Religion, philosophy and ethics

Looking at the religions of the world allows us to consider their different answers to some of life’s most difficult questions:  Why do bad things happen?  Is there an afterlife?  How do you know when something is right or wrong?   What do I think about these ideas myself?  It also helps us understand how the different cultures and communities in today’s world have developed in the way that they have.

The RE syllabus involves students learning about religion and from religion.

Key stage 3

Students develop an understanding of the key features of different religious beliefs, and consider how and why followers put these beliefs into practice.  Topics include a study of religious founders such as Jesus, Muhammad and Gotama Buddha, and their key teachings.  Themes such as “festivals” and “places of worship” are also explored.  Issues such as poverty and the environment are also examined from a religious and social perspective, reflecting on how moral values are applied to different aspects of contemporary life and considering what students’ own responses might be.

We aim to enable students to learn in a variety of ways: through research and discussion, through project work, but also through a variety of media such as drama or art.  We celebrate creativity and recognise that independent learning skills can be developed in many ways.

Key stage 4

GCSE religious studies will equip students with a wide range of skills: written and verbal communication, problem solving, critical thinking, philosophical reasoning and more. This course offers something unique – it is not about making students religious, it is about enabling them to think for themselves about religion, philosophy and topical moral issues.

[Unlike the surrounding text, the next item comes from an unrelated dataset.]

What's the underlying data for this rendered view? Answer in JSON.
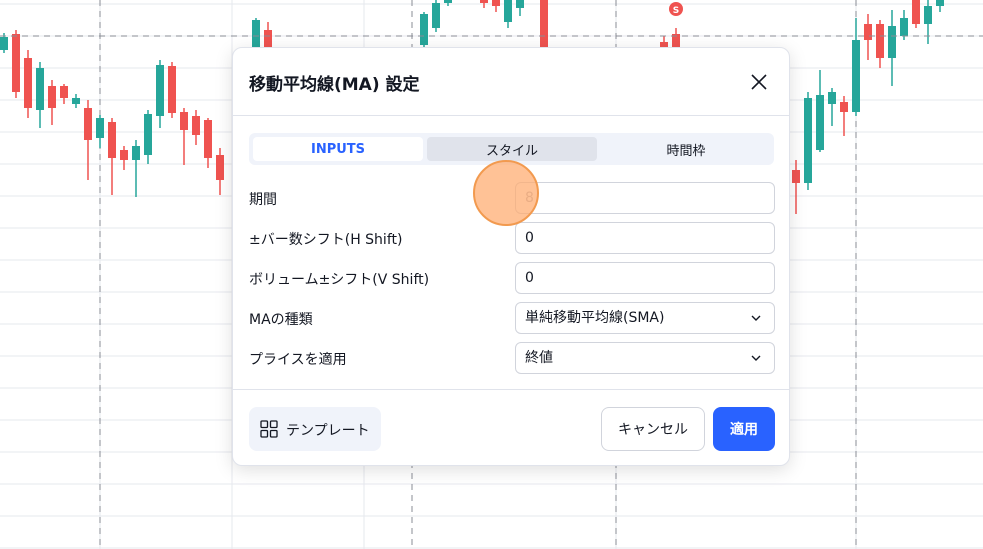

Religious studies will encourage students to develop knowledge, understanding and skills to engage in debate and discussion about life
in the modern society. This includes developing an understanding of non-religious beliefs.

Topic areas covered:

For paper 1, students will study two faiths in depth:
Christianity and Islam.

Paper 2 focuses on four themes: relationships and families,
religion, peace and conflict, religion, crime and punishment
and religion, human rights and social justice.

Assessment:
Students will sit two examinations at the end of year 11.

Paper 1: The study of religions: beliefs, teachings and
practices, worth 50% of the final grade
Written exam: 1 hour 45 minutes

Paper 2: Thematic studies, worth 50% of the final grade
Written exam: 1 hour 45 minutes